Wednesday, March 9, 2011

Thirteen people killed in clash between salafists and Copts in Moqattam area of Cairo

Copts are since Sunday protesting near the Egyptian tv-building in Maspero after a day earlier a church was burned down by Muslims in Atfeeh in the province Helwan south of Cairo. Minister of Defense and army commander Field marshall Mohammed Hussein Tantawy has promised that the army will rebuild the church before Easter, but the protests continue nonetheless, with the Copts demanding the same rights as Muslims. Christians make up about roughly ten percent of the Egypt's population of 83 million.    

Thirteen people were killed during clashes on Tuesday evening between hundreds of Copts and Salafists (Muslim fundamentalists) in the Zarayeb district of Muqattam in Cairo, the Egyptian health ministry said Wednesday.  A local priest, Samann Ibrahim, told AFP that at the hospital there were at least six bodies of Copts, all of them shot. According to the health ministry 110 people were injured.
The protests broke out after 1000 Christians, mainly so called Zabaleen (families who make a living collecting garbage)  held a demonstration in the Zarayeb district to voice their anger over the burning of a Coptic church (Knissa Shuhadain, Two Martyrs Church) in the town of Atfeeh in Helwan in south Cairo last Friday. The Coptic protesters blocked the Autostrad highway leading to Muqattam for two hours. The protesters clashed with residents from the neighbouring Ayisha suburb.
Protester holds flyer with picture of Camilia Shehata
Around 4pm a group of Salafists headed to the area to demand the release of Wefaa Constantine and Camilia Shehata, two Coptic women who have allegedly converted to Islam. The story is that they are held against their wishes in a Coptic convent, which the Copts deny. 
The Salafists, who wish to return to a more Islamic state, also demanded that Article 2 of the Egyptian constitution, which stipulates that Islam is the religion of the state and sharia (Islamic law) is the principle source of jurisprudence not be amended. Clashes broke out and, according to a security source, the two groups threw stones and Molotov cocktails at each other.
 The demonstration by the Zabalin was held independenly from the demonstration that Copts are holding since Sunday at the Television building in Maspero in Cairo to protest the burning of the church in Atfeeh. Some Muslims also joined this crowd of about 1000 people.
Witnesses and a security source said the church in Helwan was torched after a row sparked by a relationship between a Christian man and a Muslim woman. Such interfaith relationships often cause tensions in Egypt. The Islam, the religion of the majority does not allow marriages between Coptic men and Muslim women, unless the man in question converts to Islam. Members of the woman's Muslim family clashed among themselves over the affair and two Muslim men were killed. Muslims from the woman's village then burned the church on Saturday, witnesses said.
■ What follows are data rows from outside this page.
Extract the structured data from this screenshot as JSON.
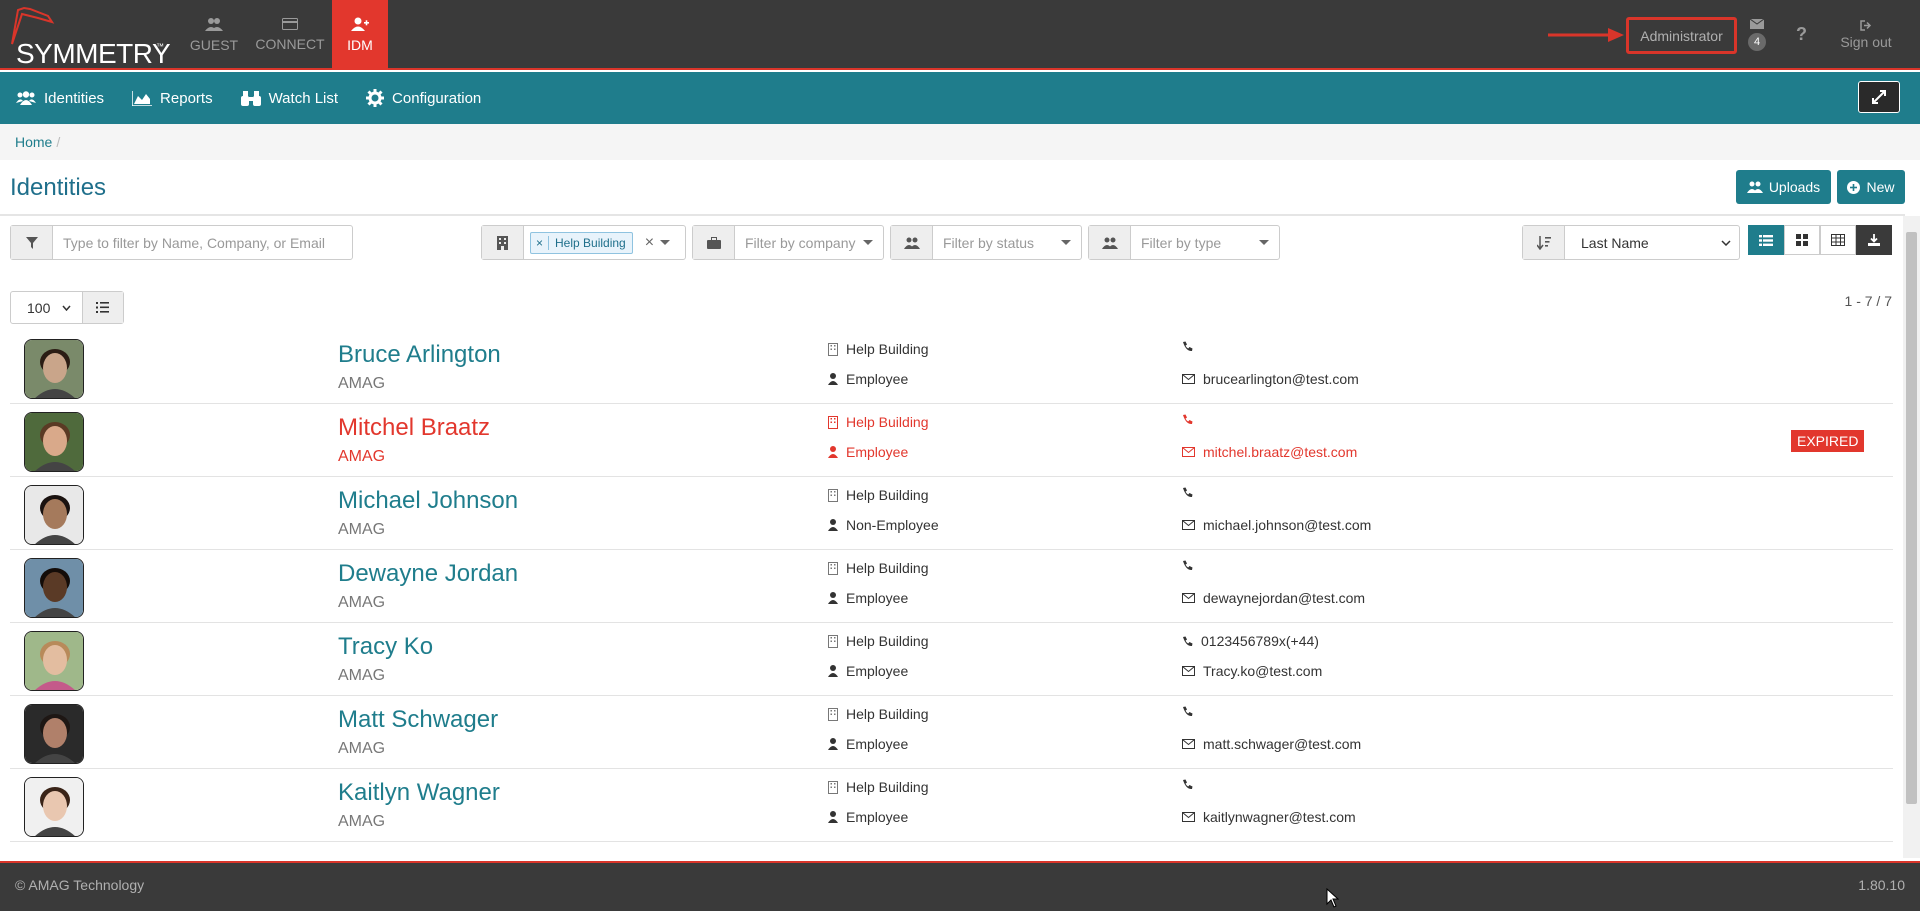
{
  "brand": {
    "name": "SYMMETRY",
    "tm": "™"
  },
  "apps": [
    {
      "label": "GUEST",
      "icon": "users-icon"
    },
    {
      "label": "CONNECT",
      "icon": "card-icon"
    },
    {
      "label": "IDM",
      "icon": "user-plus-icon",
      "active": true
    }
  ],
  "topbar": {
    "user": "Administrator",
    "messages_count": "4",
    "help": "?",
    "signout": "Sign out"
  },
  "subnav": [
    {
      "label": "Identities",
      "icon": "users-icon"
    },
    {
      "label": "Reports",
      "icon": "area-chart-icon"
    },
    {
      "label": "Watch List",
      "icon": "binoculars-icon"
    },
    {
      "label": "Configuration",
      "icon": "gear-icon"
    }
  ],
  "breadcrumb": {
    "home": "Home",
    "sep": "/"
  },
  "page": {
    "title": "Identities",
    "uploads": "Uploads",
    "new": "New"
  },
  "filters": {
    "search_placeholder": "Type to filter by Name, Company, or Email",
    "building_tag": "Help Building",
    "company_placeholder": "Filter by company",
    "status_placeholder": "Filter by status",
    "type_placeholder": "Filter by type",
    "sort_value": "Last Name",
    "page_size": "100",
    "count": "1 - 7 / 7"
  },
  "identities": [
    {
      "name": "Bruce Arlington",
      "company": "AMAG",
      "building": "Help Building",
      "type": "Employee",
      "phone": "",
      "email": "brucearlington@test.com",
      "expired": false,
      "skin": "#c9a58a",
      "hair": "#2b1d14",
      "bg": "#7a8a6a"
    },
    {
      "name": "Mitchel Braatz",
      "company": "AMAG",
      "building": "Help Building",
      "type": "Employee",
      "phone": "",
      "email": "mitchel.braatz@test.com",
      "expired": true,
      "skin": "#d9a98a",
      "hair": "#5a3a24",
      "bg": "#4f6a3c"
    },
    {
      "name": "Michael Johnson",
      "company": "AMAG",
      "building": "Help Building",
      "type": "Non-Employee",
      "phone": "",
      "email": "michael.johnson@test.com",
      "expired": false,
      "skin": "#a57a5c",
      "hair": "#1a1210",
      "bg": "#e8e8e8"
    },
    {
      "name": "Dewayne Jordan",
      "company": "AMAG",
      "building": "Help Building",
      "type": "Employee",
      "phone": "",
      "email": "dewaynejordan@test.com",
      "expired": false,
      "skin": "#5a3a26",
      "hair": "#140c08",
      "bg": "#6f8fa8"
    },
    {
      "name": "Tracy Ko",
      "company": "AMAG",
      "building": "Help Building",
      "type": "Employee",
      "phone": "0123456789x(+44)",
      "email": "Tracy.ko@test.com",
      "expired": false,
      "skin": "#e3bda0",
      "hair": "#b88a5a",
      "bg": "#9fb88a"
    },
    {
      "name": "Matt Schwager",
      "company": "AMAG",
      "building": "Help Building",
      "type": "Employee",
      "phone": "",
      "email": "matt.schwager@test.com",
      "expired": false,
      "skin": "#b0806a",
      "hair": "#1e1714",
      "bg": "#2a2a2a"
    },
    {
      "name": "Kaitlyn Wagner",
      "company": "AMAG",
      "building": "Help Building",
      "type": "Employee",
      "phone": "",
      "email": "kaitlynwagner@test.com",
      "expired": false,
      "skin": "#e9c7b0",
      "hair": "#3a2418",
      "bg": "#f0f0f0"
    }
  ],
  "expired_label": "EXPIRED",
  "footer": {
    "copyright": "© AMAG Technology",
    "version": "1.80.10"
  },
  "colors": {
    "teal": "#1f7d8c",
    "red": "#e2372d",
    "dark": "#3a3a3a"
  }
}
The clash is a serious  challenge to the army's ability to maintain order in an Egypt that in many ways is in a state of revolutionary transition. One other - no less serious  - challenge is what was uncovered after people entered the deserted building of the hated State Ecjurity Service  in Cairo (and also other places), after a lorry was discoverd full of shredded and destroyed files from the archives near the State Security hadquarters in Nasr City.

People trying to enter the State Security building
Shredded State Security files
Personal Files of the SSS
 What was found, apart from enormous amounts of shredded paper (see the picture) and the discovery that the minister of the interior had his own luxurious quarters inside the building (see the video at the bottom of this post) were torture chambers and an amount of personal files that went beyond anybody's wildest imagination, only to be compared to Stasi-practices in the former GDR of East Germany. The Egyptian military will have to deal with this heritage. So far they took charge of the findings and arrested 47 SS-people on charges that they destroyed files. They will have to decide, however,  whether to disband the service altogether and found a new one or not, and how to deal with its employees 
Others have already written good stories about the significance of what has been found. Reuters wrote this report, blogger and researcher Sarah Carr gave a beautiful impression here, and Issander al Amrani (Arabist) wrote in a column that the magnitude of the repression may ask for the installation of a South-African style Truth and Reconciliation commission.  
We knew of course about this institution and the way how it dealt with (and sometimes literary butchered) opposition that was seen as as serious threat to the regime like the islamists. One of the last times we saw a glimpse of how it used to act was on this 'Black Wednesday' during the days of protest at Tahrir Square. The last word about the SSS has not been spoken yet, so much is clear.

No comments: